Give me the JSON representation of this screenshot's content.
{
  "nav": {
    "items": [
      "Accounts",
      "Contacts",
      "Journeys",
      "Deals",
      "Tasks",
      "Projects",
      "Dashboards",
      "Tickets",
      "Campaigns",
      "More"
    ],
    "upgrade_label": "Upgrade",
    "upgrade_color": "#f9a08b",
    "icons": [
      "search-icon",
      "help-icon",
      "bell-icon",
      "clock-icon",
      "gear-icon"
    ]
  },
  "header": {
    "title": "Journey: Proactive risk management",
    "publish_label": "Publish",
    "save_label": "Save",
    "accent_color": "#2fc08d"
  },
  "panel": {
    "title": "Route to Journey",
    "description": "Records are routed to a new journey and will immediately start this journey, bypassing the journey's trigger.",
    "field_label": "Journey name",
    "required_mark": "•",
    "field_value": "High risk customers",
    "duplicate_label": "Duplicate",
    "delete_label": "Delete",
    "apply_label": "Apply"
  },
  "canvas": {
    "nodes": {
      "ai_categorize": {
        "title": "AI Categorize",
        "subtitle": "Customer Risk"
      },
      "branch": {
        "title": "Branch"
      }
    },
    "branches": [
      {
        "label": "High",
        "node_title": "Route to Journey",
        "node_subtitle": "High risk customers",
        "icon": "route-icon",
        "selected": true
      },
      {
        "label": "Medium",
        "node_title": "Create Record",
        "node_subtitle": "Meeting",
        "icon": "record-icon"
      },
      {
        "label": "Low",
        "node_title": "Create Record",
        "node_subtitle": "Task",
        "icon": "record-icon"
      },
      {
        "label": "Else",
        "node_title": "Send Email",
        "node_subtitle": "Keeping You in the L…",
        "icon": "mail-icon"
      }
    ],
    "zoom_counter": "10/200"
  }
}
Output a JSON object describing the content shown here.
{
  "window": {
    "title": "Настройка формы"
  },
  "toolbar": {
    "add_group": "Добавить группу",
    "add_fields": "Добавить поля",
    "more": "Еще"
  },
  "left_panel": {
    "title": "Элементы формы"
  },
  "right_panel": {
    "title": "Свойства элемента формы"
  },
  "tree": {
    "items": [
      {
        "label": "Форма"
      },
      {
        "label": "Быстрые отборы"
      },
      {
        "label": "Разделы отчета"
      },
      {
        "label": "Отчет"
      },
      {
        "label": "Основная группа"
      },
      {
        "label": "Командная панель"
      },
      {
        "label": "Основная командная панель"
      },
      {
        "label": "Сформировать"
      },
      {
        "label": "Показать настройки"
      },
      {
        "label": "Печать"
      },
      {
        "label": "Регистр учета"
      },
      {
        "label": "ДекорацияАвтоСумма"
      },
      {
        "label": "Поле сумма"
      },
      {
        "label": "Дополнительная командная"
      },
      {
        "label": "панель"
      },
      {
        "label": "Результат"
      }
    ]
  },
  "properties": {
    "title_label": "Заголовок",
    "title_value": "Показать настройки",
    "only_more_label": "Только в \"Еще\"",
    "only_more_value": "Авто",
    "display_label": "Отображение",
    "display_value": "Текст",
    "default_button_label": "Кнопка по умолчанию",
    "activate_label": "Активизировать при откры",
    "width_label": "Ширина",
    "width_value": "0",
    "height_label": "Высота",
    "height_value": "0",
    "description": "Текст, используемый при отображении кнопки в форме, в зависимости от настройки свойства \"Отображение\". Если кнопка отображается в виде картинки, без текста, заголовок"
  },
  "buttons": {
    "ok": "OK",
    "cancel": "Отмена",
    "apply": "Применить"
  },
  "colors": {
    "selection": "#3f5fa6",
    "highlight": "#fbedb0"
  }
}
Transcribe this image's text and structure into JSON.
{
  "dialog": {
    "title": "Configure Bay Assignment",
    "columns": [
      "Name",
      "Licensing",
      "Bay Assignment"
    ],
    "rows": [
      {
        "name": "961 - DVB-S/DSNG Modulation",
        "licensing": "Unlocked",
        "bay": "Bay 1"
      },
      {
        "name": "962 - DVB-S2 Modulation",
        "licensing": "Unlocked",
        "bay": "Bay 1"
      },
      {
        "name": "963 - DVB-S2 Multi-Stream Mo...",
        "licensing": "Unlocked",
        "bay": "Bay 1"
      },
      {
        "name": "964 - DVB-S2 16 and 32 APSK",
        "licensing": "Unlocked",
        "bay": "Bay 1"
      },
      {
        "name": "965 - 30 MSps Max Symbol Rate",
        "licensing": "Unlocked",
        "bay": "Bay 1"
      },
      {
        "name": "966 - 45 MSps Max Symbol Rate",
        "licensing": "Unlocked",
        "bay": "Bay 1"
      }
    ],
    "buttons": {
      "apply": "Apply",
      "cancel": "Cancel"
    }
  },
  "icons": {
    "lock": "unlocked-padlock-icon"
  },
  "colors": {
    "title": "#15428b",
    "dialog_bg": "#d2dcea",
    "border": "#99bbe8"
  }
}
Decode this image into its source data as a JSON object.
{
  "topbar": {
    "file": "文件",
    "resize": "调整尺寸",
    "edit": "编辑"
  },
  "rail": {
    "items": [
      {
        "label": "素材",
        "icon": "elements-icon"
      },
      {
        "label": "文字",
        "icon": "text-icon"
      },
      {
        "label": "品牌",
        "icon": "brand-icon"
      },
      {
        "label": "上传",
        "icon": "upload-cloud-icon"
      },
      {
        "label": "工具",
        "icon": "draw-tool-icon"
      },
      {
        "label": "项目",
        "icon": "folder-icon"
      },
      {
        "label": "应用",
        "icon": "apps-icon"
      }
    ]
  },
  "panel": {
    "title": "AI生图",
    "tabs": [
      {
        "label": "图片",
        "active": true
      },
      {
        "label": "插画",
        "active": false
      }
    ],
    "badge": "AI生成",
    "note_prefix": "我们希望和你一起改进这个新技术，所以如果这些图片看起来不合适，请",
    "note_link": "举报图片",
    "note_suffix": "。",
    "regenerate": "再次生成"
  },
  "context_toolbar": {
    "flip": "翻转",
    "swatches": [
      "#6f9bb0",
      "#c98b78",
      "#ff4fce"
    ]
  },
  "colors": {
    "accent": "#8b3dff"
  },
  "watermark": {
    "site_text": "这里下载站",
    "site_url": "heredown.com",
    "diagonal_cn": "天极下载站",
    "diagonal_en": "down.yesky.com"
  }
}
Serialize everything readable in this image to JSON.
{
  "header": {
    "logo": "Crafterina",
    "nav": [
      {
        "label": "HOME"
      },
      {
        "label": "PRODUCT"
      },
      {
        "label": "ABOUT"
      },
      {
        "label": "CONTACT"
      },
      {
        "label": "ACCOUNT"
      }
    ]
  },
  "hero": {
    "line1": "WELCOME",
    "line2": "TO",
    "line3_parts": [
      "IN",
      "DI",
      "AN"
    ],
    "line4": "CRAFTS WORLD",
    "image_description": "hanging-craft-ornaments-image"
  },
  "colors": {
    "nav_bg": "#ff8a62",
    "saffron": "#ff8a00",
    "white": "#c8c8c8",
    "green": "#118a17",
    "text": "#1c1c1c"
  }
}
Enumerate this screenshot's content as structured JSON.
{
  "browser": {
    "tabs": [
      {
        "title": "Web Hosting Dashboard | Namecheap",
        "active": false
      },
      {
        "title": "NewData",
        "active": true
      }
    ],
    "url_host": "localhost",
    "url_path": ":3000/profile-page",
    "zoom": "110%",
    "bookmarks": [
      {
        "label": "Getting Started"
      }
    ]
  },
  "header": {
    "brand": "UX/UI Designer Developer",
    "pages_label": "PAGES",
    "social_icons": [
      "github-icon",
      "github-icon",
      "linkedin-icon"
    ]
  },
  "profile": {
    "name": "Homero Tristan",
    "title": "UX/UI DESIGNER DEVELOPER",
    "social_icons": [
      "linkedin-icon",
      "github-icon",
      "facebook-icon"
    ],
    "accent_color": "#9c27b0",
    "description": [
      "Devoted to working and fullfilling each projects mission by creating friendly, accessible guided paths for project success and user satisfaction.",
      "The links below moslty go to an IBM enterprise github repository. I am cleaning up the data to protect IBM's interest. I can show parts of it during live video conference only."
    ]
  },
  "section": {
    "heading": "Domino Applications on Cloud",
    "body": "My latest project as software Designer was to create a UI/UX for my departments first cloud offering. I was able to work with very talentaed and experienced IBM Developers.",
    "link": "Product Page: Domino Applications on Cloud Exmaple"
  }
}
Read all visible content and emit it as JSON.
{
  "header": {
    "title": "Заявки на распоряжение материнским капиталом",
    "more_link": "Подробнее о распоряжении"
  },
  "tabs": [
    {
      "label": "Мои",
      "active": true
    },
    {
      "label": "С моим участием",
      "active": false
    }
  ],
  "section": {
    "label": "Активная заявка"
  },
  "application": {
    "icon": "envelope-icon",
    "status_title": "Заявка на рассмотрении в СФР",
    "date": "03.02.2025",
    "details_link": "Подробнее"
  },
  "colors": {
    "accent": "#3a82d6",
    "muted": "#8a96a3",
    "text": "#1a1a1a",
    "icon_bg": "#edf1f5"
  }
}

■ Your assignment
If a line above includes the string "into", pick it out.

■ Output for this task
Transcribe this image's text and structure into JSON.
Decode this image into its source data as a JSON object.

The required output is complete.